The Dodgers were put up for sale by owner Frank McCourt in November, five months after the team filed for bankruptcy. Following months of bickering and accusations of mismanagement, an agreement between McCourt and MLB said the team is to be sold by April 30, which coincides with the deadline for McCourt to pay former wife Jamie a $131 million divorce settlement.
Initial bids for the team are due by Jan. 23 with the Blackstone Group, Frank McCourt’s investment banker. The price likely will break the record for a baseball franchise, topping the $845 million paid by the Ricketts family for the Chicago Cubs in 2009.
”Joe has a proven track record of fielding winning teams and I am looking forward to our group benefiting from his unique experience,” Caruso said in a statement. ”I am a lifelong Angeleno; I love this city and have dedicated my career to creating world-class destinations that support this community and foster great customer experiences. Joe and I believe in the Dodgers and Dodger fans and know that together we will foster a winning culture.”
He is president of Caruso Affiliated, which developed The Grove, a 20-acre retail, dining and entertainment site adjacent to the Farmers Market in Los Angeles. Former Goldman Sachs vice chairman Byron Trott is the group’s banker and O’Melveny & Myers is its law firm.
Torre, the 1971 National League MVP, was a nine-time All-Star during a playing career from 1960-77, then managed the New York Mets, Atlanta Braves and St. Louis Cardinals. After working as a broadcaster for the Angels, he managed the New York Yankees from 1996-07 and led them to four World Series titles.
With MLB, the 71-year-old Torre delegated much of the day-to-day work to three senior vice presidents he appointed in March: former Arizona GM Joe Garagiola Jr., former Dodgers assistant GM Kim Ng and former Arizona assistant GM Peter Woodfork.
”Joe has been an invaluable resource for me and all of us at Major League Baseball this year,” Selig said in a statement. ”I understand his desire to pursue an opportunity in Los Angeles.
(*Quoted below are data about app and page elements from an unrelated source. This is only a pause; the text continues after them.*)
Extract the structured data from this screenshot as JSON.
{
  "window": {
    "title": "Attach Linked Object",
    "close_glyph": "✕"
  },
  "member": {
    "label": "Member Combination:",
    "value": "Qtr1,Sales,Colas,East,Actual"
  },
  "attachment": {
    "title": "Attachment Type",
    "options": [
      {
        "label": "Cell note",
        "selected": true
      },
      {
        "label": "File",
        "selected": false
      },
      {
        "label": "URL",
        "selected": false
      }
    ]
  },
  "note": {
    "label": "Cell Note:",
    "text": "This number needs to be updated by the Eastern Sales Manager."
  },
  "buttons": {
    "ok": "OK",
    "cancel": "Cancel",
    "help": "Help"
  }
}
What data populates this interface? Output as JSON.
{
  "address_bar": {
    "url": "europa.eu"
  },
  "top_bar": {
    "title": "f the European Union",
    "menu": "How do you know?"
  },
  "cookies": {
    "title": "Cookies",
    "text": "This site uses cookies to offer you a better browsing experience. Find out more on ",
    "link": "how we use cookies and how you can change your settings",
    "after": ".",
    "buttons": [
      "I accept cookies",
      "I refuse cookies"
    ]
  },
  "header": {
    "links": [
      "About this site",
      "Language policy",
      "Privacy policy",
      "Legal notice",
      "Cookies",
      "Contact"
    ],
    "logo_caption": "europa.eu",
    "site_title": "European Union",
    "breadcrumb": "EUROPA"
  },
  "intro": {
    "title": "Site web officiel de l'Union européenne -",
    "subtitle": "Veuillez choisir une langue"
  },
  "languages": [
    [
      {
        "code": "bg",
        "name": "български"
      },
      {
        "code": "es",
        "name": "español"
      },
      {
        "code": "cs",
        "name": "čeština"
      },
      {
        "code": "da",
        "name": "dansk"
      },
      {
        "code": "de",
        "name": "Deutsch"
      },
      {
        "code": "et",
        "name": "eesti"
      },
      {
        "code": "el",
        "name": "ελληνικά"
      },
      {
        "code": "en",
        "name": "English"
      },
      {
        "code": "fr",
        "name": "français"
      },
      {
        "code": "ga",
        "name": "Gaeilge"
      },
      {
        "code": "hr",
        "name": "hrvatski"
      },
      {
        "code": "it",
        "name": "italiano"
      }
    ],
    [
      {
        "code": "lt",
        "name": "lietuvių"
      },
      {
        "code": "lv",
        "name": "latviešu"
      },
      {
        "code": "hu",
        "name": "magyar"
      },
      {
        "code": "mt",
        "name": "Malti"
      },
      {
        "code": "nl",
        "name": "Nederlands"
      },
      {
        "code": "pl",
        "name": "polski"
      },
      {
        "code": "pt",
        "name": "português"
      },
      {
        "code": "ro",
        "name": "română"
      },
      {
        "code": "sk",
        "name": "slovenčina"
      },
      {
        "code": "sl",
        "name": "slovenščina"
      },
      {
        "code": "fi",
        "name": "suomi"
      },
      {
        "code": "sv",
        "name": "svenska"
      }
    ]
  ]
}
Joe has been a lifelong friend and I know that will continue in the future.”
Other potential bidders for the team include:
• Steven Cohen of the hedge fund SAC Capital Advisors.
• a group that includes former Los Angeles Lakers star Magic Johnson, former Atlanta Braves and Washington Nationals president Stan Kasten and Guggenheim Partners chief executive officer Mark Walter.
• a group that includes former agent and current Chicago White Sox special assistant Dennis Gilbert, talk show host Larry King and Jason Reese of Imperial Capital.
• a group that includes former Dodgers general manager Fred Claire, former Oakland Athletics president Andy Dolich and former Dodgers batboy Ben Hwang, who brought in the financial backers
• former Dodgers owner Peter O’Malley.
• a group that includes former Dodgers stars Orel Hershiser and Steve Garvey, and Joey Herrick of Natural Balance Pet Foods.
• Dallas Mavericks owner Mark Cuban.
Winners of six World Series titles but none since 1988, the Dodgers have been in turmoil since October 2009, when the McCourts separated and Frank fired Jamie as the team’s chief executive officer.
Selig installed former Texas Rangers president Tom Schieffer as the Dodgers’ financial monitor in April, ruling he must approve any expense of $5,000 or more.
The Dodgers finished third in the NL West at 82-79, had just three sellouts and fell short of 3 million in home attendance in a full season for the first time since 1992.